On the return from the Jeep’s final trip to Traverse City I noticed that it was running significantly hotter than usual. I was suspicious of being either low on oil or on coolant. I added about 1 gallon of coolant and a quart of oil, again noting the Jeeps tolerance for abuse, but this did not fix the problem. I never did figure out what the issue was.
On Thursday July 23rd, the CARS bill went active. I considered a new Jeep, since this one had served me so well, but for various reasons ended up settling on a new Outback. That Monday I swapped the wheels out for the worst set we had which required air every two days to stay useable. On July 29th my Dad came down to sign the paperwork with me (the Jeep was still titled in his name) and the Jeep officially became the property of Delta Subaru. I was told that they were required to drain the oil and put in a solution which would cause the engine to seize up, which is unfortunate, because the engine might have been the only part of that vehicle that was not complete junk at that point.
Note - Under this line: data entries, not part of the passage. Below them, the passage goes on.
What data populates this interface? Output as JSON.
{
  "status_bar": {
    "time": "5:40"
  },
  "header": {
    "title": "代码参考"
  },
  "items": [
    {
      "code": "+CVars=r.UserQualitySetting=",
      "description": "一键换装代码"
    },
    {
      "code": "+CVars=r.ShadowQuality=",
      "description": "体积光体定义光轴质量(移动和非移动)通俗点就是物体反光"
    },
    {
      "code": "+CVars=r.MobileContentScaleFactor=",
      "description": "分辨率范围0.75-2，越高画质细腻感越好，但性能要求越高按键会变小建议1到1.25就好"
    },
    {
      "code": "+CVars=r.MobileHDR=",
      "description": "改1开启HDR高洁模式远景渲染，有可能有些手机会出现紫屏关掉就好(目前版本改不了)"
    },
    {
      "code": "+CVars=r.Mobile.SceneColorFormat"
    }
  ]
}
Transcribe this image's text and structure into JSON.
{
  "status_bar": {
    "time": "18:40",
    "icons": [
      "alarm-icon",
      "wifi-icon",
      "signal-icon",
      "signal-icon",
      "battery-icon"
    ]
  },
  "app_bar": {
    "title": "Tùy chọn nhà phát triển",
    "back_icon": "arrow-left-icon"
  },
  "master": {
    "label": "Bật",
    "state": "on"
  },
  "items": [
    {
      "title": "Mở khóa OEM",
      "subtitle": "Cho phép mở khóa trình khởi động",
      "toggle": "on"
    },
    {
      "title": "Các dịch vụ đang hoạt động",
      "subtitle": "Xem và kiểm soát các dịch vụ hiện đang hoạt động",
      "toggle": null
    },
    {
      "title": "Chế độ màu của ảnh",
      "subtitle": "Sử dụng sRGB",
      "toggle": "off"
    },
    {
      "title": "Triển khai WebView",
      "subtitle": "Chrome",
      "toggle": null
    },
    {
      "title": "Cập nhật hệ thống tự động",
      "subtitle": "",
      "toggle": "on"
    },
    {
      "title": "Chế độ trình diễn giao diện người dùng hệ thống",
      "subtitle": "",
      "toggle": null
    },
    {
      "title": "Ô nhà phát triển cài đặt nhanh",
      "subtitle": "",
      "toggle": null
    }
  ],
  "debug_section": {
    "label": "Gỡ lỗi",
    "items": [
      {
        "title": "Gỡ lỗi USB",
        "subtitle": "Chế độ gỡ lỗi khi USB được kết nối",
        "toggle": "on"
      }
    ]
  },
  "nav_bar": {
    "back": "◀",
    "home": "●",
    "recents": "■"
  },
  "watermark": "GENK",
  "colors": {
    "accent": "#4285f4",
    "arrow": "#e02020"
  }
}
Why did I keep the Jeep so long if it was such crap? It’s not that I couldn’t buy a new car, I just didn’t want to. Cars are a losing investment, so as long as any given repair didn’t cost more than $500, I was going to keep it running. The fact that my Dad has a shop, a lift and two parts-Jeeps to make certain repairs easier helped. I also don’t think any other vehicle could have handled half the abuse the Jeep saw. As of trade in, I needed new tires, new rear shocks, new rear brakes, a new radiator, possibly a new alternator and a fix for whatever problem was causing overheating. It was a good time to get rid of it. Still, I was a bit sad, I had truly hoped to see all systems simultaneously fail, turning the Jeep into a pile of disconnected and useless parts on the side of the road.